:: EXERCISE BRIEF ::
Every entry should appear in your answer exactly as it does here.
-------- TASK DATA
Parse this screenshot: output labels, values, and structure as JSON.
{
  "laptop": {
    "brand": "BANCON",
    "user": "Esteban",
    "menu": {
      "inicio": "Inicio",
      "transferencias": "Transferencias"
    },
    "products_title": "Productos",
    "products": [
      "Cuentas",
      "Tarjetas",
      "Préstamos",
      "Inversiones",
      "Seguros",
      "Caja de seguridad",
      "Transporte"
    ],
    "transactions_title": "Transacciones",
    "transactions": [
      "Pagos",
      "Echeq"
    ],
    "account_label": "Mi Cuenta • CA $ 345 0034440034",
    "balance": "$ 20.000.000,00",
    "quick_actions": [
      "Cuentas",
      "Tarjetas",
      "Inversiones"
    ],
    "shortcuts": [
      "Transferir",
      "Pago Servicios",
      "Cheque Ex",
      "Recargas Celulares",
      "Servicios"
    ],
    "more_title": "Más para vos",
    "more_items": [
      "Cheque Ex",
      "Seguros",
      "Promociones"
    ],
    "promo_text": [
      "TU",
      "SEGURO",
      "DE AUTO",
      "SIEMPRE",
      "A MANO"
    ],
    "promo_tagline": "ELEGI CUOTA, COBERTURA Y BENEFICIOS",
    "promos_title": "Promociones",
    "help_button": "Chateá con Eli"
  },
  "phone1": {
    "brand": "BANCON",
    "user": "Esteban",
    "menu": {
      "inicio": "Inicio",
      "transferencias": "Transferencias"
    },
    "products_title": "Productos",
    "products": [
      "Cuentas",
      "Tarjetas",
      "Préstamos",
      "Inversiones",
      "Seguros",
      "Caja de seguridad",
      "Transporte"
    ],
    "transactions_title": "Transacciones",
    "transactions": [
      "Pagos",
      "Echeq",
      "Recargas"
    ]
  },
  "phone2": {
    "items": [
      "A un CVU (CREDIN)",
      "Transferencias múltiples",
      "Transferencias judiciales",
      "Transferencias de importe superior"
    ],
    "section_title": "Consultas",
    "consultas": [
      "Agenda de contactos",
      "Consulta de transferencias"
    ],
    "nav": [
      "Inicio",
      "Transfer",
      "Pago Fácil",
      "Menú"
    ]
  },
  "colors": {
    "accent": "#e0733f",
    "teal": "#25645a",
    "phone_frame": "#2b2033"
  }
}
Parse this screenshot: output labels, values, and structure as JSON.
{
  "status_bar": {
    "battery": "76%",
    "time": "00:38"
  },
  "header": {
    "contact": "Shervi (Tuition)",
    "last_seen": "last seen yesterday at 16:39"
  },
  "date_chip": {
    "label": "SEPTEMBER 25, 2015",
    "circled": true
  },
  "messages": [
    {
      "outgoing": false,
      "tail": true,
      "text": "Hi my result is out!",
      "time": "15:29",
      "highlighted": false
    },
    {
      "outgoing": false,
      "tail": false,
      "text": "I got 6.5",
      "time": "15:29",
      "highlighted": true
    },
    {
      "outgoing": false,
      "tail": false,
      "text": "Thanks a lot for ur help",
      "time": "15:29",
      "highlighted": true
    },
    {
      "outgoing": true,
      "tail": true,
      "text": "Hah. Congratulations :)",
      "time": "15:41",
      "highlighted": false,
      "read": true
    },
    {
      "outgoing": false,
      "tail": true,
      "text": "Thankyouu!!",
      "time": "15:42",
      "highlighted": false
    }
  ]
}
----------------
:: SOLUTION FOR THIS EXERCISE ::
Parse this screenshot: output labels, values, and structure as JSON.
{
  "laptop": {
    "brand": "BANCON",
    "user": "Esteban",
    "menu": {
      "inicio": "Inicio",
      "transferencias": "Transferencias"
    },
    "products_title": "Productos",
    "products": [
      "Cuentas",
      "Tarjetas",
      "Préstamos",
      "Inversiones",
      "Seguros",
      "Caja de seguridad",
      "Transporte"
    ],
    "transactions_title": "Transacciones",
    "transactions": [
      "Pagos",
      "Echeq"
    ],
    "account_label": "Mi Cuenta • CA $ 345 0034440034",
    "balance": "$ 20.000.000,00",
    "quick_actions": [
      "Cuentas",
      "Tarjetas",
      "Inversiones"
    ],
    "shortcuts": [
      "Transferir",
      "Pago Servicios",
      "Cheque Ex",
      "Recargas Celulares",
      "Servicios"
    ],
    "more_title": "Más para vos",
    "more_items": [
      "Cheque Ex",
      "Seguros",
      "Promociones"
    ],
    "promo_text": [
      "TU",
      "SEGURO",
      "DE AUTO",
      "SIEMPRE",
      "A MANO"
    ],
    "promo_tagline": "ELEGI CUOTA, COBERTURA Y BENEFICIOS",
    "promos_title": "Promociones",
    "help_button": "Chateá con Eli"
  },
  "phone1": {
    "brand": "BANCON",
    "user": "Esteban",
    "menu": {
      "inicio": "Inicio",
      "transferencias": "Transferencias"
    },
    "products_title": "Productos",
    "products": [
      "Cuentas",
      "Tarjetas",
      "Préstamos",
      "Inversiones",
      "Seguros",
      "Caja de seguridad",
      "Transporte"
    ],
    "transactions_title": "Transacciones",
    "transactions": [
      "Pagos",
      "Echeq",
      "Recargas"
    ]
  },
  "phone2": {
    "items": [
      "A un CVU (CREDIN)",
      "Transferencias múltiples",
      "Transferencias judiciales",
      "Transferencias de importe superior"
    ],
    "section_title": "Consultas",
    "consultas": [
      "Agenda de contactos",
      "Consulta de transferencias"
    ],
    "nav": [
      "Inicio",
      "Transfer",
      "Pago Fácil",
      "Menú"
    ]
  },
  "colors": {
    "accent": "#e0733f",
    "teal": "#25645a",
    "phone_frame": "#2b2033"
  }
}
Parse this screenshot: output labels, values, and structure as JSON.
{
  "status_bar": {
    "battery": "76%",
    "time": "00:38"
  },
  "header": {
    "contact": "Shervi (Tuition)",
    "last_seen": "last seen yesterday at 16:39"
  },
  "date_chip": {
    "label": "SEPTEMBER 25, 2015",
    "circled": true
  },
  "messages": [
    {
      "outgoing": false,
      "tail": true,
      "text": "Hi my result is out!",
      "time": "15:29",
      "highlighted": false
    },
    {
      "outgoing": false,
      "tail": false,
      "text": "I got 6.5",
      "time": "15:29",
      "highlighted": true
    },
    {
      "outgoing": false,
      "tail": false,
      "text": "Thanks a lot for ur help",
      "time": "15:29",
      "highlighted": true
    },
    {
      "outgoing": true,
      "tail": true,
      "text": "Hah. Congratulations :)",
      "time": "15:41",
      "highlighted": false,
      "read": true
    },
    {
      "outgoing": false,
      "tail": true,
      "text": "Thankyouu!!",
      "time": "15:42",
      "highlighted": false
    }
  ]
}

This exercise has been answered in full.